> **What to work on**
Skip the images. Copy the records exactly as written.

** Opening Material supplied block **

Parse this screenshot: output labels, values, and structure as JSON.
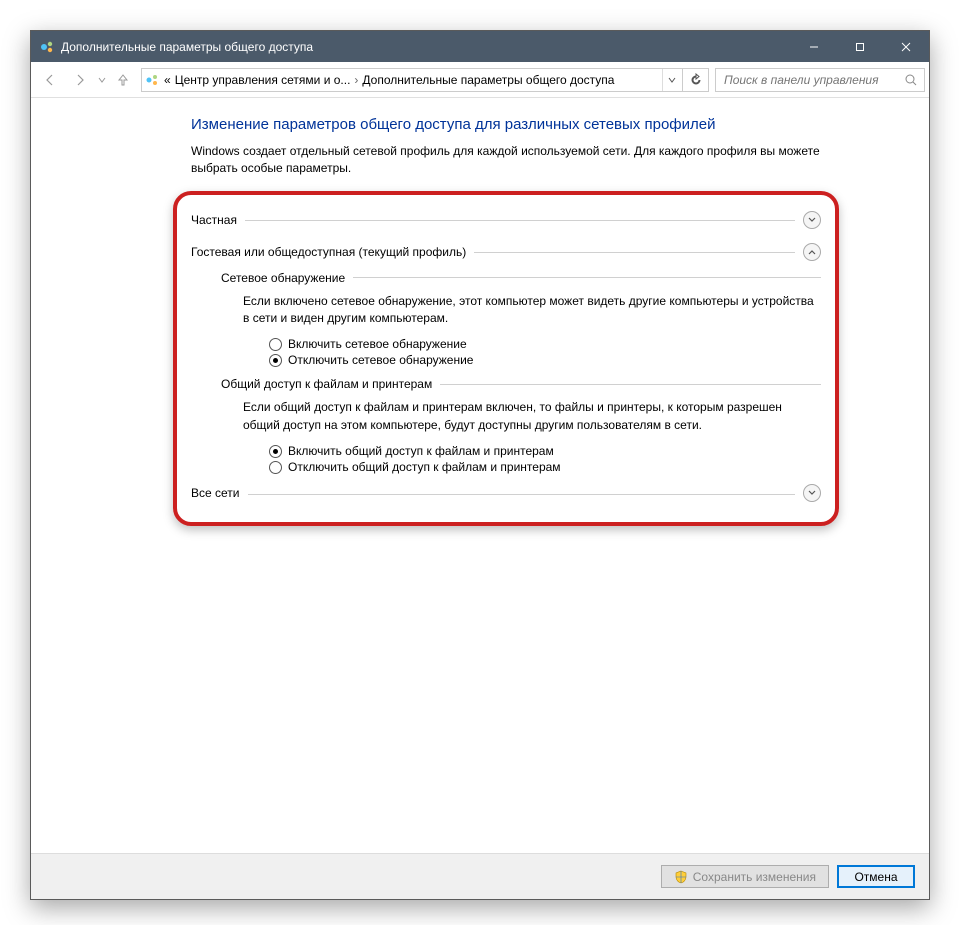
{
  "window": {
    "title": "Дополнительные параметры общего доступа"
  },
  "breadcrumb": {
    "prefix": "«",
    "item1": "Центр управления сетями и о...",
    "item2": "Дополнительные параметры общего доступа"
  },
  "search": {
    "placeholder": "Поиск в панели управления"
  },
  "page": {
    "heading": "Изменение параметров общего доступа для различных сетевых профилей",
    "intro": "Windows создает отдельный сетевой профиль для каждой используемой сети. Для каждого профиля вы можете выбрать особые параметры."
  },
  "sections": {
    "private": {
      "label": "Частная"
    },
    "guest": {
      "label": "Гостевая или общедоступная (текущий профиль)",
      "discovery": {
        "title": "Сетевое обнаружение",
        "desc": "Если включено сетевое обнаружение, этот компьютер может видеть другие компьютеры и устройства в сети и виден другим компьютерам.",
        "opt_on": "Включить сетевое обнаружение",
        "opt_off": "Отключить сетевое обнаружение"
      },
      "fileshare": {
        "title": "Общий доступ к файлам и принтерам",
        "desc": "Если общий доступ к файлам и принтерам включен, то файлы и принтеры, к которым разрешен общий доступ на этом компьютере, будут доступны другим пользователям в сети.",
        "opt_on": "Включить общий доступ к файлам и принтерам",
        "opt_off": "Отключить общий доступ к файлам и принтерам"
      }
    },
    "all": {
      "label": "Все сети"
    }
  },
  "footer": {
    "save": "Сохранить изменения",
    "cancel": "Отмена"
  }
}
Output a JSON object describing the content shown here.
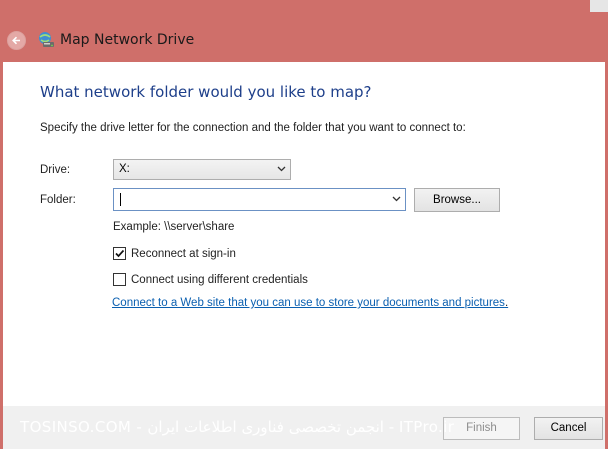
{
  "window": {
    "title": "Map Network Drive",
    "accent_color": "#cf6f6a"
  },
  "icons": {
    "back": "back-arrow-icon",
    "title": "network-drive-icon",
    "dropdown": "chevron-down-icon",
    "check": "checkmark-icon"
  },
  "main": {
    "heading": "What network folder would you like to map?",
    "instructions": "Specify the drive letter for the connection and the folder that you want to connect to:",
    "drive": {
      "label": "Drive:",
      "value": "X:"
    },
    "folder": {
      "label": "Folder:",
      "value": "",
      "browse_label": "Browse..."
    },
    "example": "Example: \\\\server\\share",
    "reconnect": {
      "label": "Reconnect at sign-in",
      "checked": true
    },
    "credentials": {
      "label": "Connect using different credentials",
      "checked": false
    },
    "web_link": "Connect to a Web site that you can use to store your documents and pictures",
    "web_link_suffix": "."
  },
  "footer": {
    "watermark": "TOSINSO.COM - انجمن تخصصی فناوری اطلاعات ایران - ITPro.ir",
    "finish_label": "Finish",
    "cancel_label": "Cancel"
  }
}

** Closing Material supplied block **

> **Exercise response**
Parse this screenshot: output labels, values, and structure as JSON.
{
  "window": {
    "title": "Дополнительные параметры общего доступа"
  },
  "breadcrumb": {
    "prefix": "«",
    "item1": "Центр управления сетями и о...",
    "item2": "Дополнительные параметры общего доступа"
  },
  "search": {
    "placeholder": "Поиск в панели управления"
  },
  "page": {
    "heading": "Изменение параметров общего доступа для различных сетевых профилей",
    "intro": "Windows создает отдельный сетевой профиль для каждой используемой сети. Для каждого профиля вы можете выбрать особые параметры."
  },
  "sections": {
    "private": {
      "label": "Частная"
    },
    "guest": {
      "label": "Гостевая или общедоступная (текущий профиль)",
      "discovery": {
        "title": "Сетевое обнаружение",
        "desc": "Если включено сетевое обнаружение, этот компьютер может видеть другие компьютеры и устройства в сети и виден другим компьютерам.",
        "opt_on": "Включить сетевое обнаружение",
        "opt_off": "Отключить сетевое обнаружение"
      },
      "fileshare": {
        "title": "Общий доступ к файлам и принтерам",
        "desc": "Если общий доступ к файлам и принтерам включен, то файлы и принтеры, к которым разрешен общий доступ на этом компьютере, будут доступны другим пользователям в сети.",
        "opt_on": "Включить общий доступ к файлам и принтерам",
        "opt_off": "Отключить общий доступ к файлам и принтерам"
      }
    },
    "all": {
      "label": "Все сети"
    }
  },
  "footer": {
    "save": "Сохранить изменения",
    "cancel": "Отмена"
  }
}
Output a JSON object describing the content shown here.
{
  "window": {
    "title": "Map Network Drive",
    "accent_color": "#cf6f6a"
  },
  "icons": {
    "back": "back-arrow-icon",
    "title": "network-drive-icon",
    "dropdown": "chevron-down-icon",
    "check": "checkmark-icon"
  },
  "main": {
    "heading": "What network folder would you like to map?",
    "instructions": "Specify the drive letter for the connection and the folder that you want to connect to:",
    "drive": {
      "label": "Drive:",
      "value": "X:"
    },
    "folder": {
      "label": "Folder:",
      "value": "",
      "browse_label": "Browse..."
    },
    "example": "Example: \\\\server\\share",
    "reconnect": {
      "label": "Reconnect at sign-in",
      "checked": true
    },
    "credentials": {
      "label": "Connect using different credentials",
      "checked": false
    },
    "web_link": "Connect to a Web site that you can use to store your documents and pictures",
    "web_link_suffix": "."
  },
  "footer": {
    "watermark": "TOSINSO.COM - انجمن تخصصی فناوری اطلاعات ایران - ITPro.ir",
    "finish_label": "Finish",
    "cancel_label": "Cancel"
  }
}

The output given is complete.